• [Extracted data]
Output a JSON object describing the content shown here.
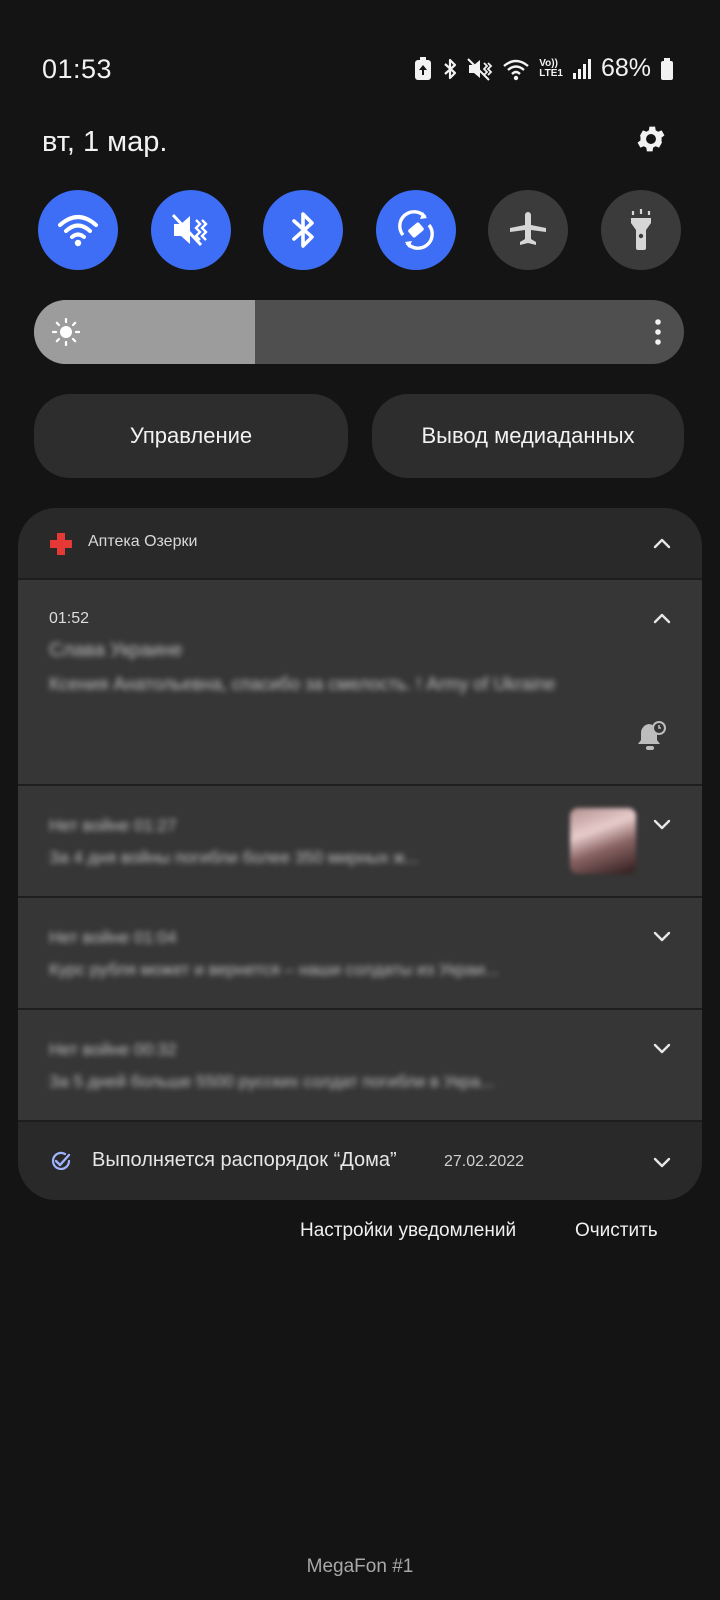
{
  "status_bar": {
    "time": "01:53",
    "battery": "68%",
    "network_label_top": "Vo))",
    "network_label_bottom": "LTE1"
  },
  "header": {
    "date": "вт, 1 мар."
  },
  "quick_settings": [
    {
      "name": "wifi",
      "icon": "wifi-icon",
      "active": true
    },
    {
      "name": "sound",
      "icon": "mute-vibrate-icon",
      "active": true
    },
    {
      "name": "bluetooth",
      "icon": "bluetooth-icon",
      "active": true
    },
    {
      "name": "auto-rotate",
      "icon": "auto-rotate-icon",
      "active": true
    },
    {
      "name": "airplane",
      "icon": "airplane-icon",
      "active": false
    },
    {
      "name": "flashlight",
      "icon": "flashlight-icon",
      "active": false
    }
  ],
  "brightness": {
    "level": 0.34
  },
  "buttons": {
    "control": "Управление",
    "media": "Вывод медиаданных"
  },
  "notification_group": {
    "app_name": "Аптека Озерки",
    "first": {
      "time": "01:52",
      "title": "Слава Украине",
      "body": "Ксения Анатольевна, спасибо за смелость. ! Army of Ukraine"
    },
    "rows": [
      {
        "title": "Нет войне  01:27",
        "body": "За 4 дня войны погибли более 350 мирных ж..."
      },
      {
        "title": "Нет войне  01:04",
        "body": "Курс рубля может и вернется – наши солдаты из Украи..."
      },
      {
        "title": "Нет войне  00:32",
        "body": "За 5 дней больше 5500 русских солдат погибли в Укра..."
      }
    ]
  },
  "routine": {
    "text": "Выполняется распорядок “Дома”",
    "date": "27.02.2022"
  },
  "footer": {
    "settings": "Настройки уведомлений",
    "clear": "Очистить",
    "carrier": "MegaFon #1"
  },
  "colors": {
    "accent": "#3d6ef5",
    "background": "#141414",
    "panel": "#292929",
    "card": "#363636",
    "app_icon": "#e53935"
  }
}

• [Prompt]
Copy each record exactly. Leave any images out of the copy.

• [Solution for this problem]
Output a JSON object describing the content shown here.
{
  "status_bar": {
    "time": "01:53",
    "battery": "68%",
    "network_label_top": "Vo))",
    "network_label_bottom": "LTE1"
  },
  "header": {
    "date": "вт, 1 мар."
  },
  "quick_settings": [
    {
      "name": "wifi",
      "icon": "wifi-icon",
      "active": true
    },
    {
      "name": "sound",
      "icon": "mute-vibrate-icon",
      "active": true
    },
    {
      "name": "bluetooth",
      "icon": "bluetooth-icon",
      "active": true
    },
    {
      "name": "auto-rotate",
      "icon": "auto-rotate-icon",
      "active": true
    },
    {
      "name": "airplane",
      "icon": "airplane-icon",
      "active": false
    },
    {
      "name": "flashlight",
      "icon": "flashlight-icon",
      "active": false
    }
  ],
  "brightness": {
    "level": 0.34
  },
  "buttons": {
    "control": "Управление",
    "media": "Вывод медиаданных"
  },
  "notification_group": {
    "app_name": "Аптека Озерки",
    "first": {
      "time": "01:52",
      "title": "Слава Украине",
      "body": "Ксения Анатольевна, спасибо за смелость. ! Army of Ukraine"
    },
    "rows": [
      {
        "title": "Нет войне  01:27",
        "body": "За 4 дня войны погибли более 350 мирных ж..."
      },
      {
        "title": "Нет войне  01:04",
        "body": "Курс рубля может и вернется – наши солдаты из Украи..."
      },
      {
        "title": "Нет войне  00:32",
        "body": "За 5 дней больше 5500 русских солдат погибли в Укра..."
      }
    ]
  },
  "routine": {
    "text": "Выполняется распорядок “Дома”",
    "date": "27.02.2022"
  },
  "footer": {
    "settings": "Настройки уведомлений",
    "clear": "Очистить",
    "carrier": "MegaFon #1"
  },
  "colors": {
    "accent": "#3d6ef5",
    "background": "#141414",
    "panel": "#292929",
    "card": "#363636",
    "app_icon": "#e53935"
  }
}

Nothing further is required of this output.